15 JUNE 2021: As a new Israeli coalition government was sworn in under far-right technocrat Naftali Bennet - ending Benjamin Netanyahu's hold on office since 2009 (he was PM 1996-1999 too - world and Asian opinion was sharply divided. Cobbling together a diverse group with seriously conflicting interests, the government has inherrent wobbles.

Said the conservative Wall Street Journal, "Four inconclusive elections since 2019 have left the country deeply polarized, and Mr. Bennett and his allies must mend those rifts while confronting a swath of divisive issues, ranging from the construction of new settlements and empowering the country’s Arab citizens to state assistance for ultra-Orthodox Jews."

Liberal The New York Times, wrote, "Yair Lapid, a centrist leader, is set to take Mr. Bennett’s place after two years, if their government can hold together that long. They lead an eight-party alliance ranging from left to right, from secular to religious, that agrees on little but a desire to oust Mr. Netanyahu, the longest-serving leader in the country’s history, and to end Israel’s lengthy political gridlock."

UK's The Guardian took a softer approach, touching upon the inclusion of an Arab party for the first time as a tempering influence. "The party’s leader, Mansour Abbas, is seen as a pragmatist and said he had secured guarantees from hard-right coalition partners for greater rights for Palestinian citizens of Israel, including on discriminatory housing policies, as well as several billions of pounds for infrastructure in Arab areas." This can only be good news for the country's harassed Arab population that has felt a growing squeeze over the years.
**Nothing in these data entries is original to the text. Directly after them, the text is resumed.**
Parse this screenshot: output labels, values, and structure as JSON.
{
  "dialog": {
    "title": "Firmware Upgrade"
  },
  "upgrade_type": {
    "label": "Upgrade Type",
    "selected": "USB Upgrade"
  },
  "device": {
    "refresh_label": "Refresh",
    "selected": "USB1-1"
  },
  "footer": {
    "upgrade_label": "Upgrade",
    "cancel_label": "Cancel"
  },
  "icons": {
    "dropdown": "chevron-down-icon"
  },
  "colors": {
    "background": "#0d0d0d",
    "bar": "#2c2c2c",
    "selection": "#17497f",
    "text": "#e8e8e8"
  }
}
The paper added, "Crucially, agreements suggested the new government could advance legislation that would limit any prime minister to eight years in office, potentially putting paid to Netanyahu’s plans for a future run for office."

Long-running Israeli newspaper Haaretz (in Hebrew and in English), found something to cheer: "After having dedicated his political career to the destruction of any prospects of peace, Benjamin Netanyahu’s departure won’t be mourned by many worldwide, with the exception of his friends Orban, Bolsonaro and the team behind President Trump’s Deal of the Century'. "

The Haaretz asks: "And the real question now is whether the new Israeli government is merely a name-change, or if it has any intention of ending that racist colonial legacy for the sake of a comprehensive and just political solution with the Palestinian people."

Middle East voice Al Jazeera, feels Biden has been handed a big break. It quoted analysts to say, "The change in government could help set the stage for limited agreements with Hamas and the Palestinian Authority while allowing for expansion of economic accords with Arab states, which would be wins for a Biden administration more focused on challenges elsewhere..."

Arab News hailed Netanyahu's departure as a "great achievement" but cautioned, "The new government does not have a strong base in the Knesset and within Israeli society." It does not see great strides in progress ahead, adding, "Israel has imposed a blockade on the Gaza Strip since Hamas took control of the area in 2007. The coastal strip has witnessed four wars and a rounds of fighting since then. Hamas does not expect any change in its relationship with Israel following the inauguration of the new government."

Pakistan's Dawn newspaper said, "Netanyahu has portrayed himself as a world-class statesman, boasting of his close ties with Trump and Russian President Vladimir Putin. He has also cultivated ties with Arab and African countries that long shunned Israel over its policies toward the Palestinians. But he has gotten a far chillier reception from the Biden administration and is widely seen as having undermined the long tradition of bipartisan support for Israel in the United States."

- AC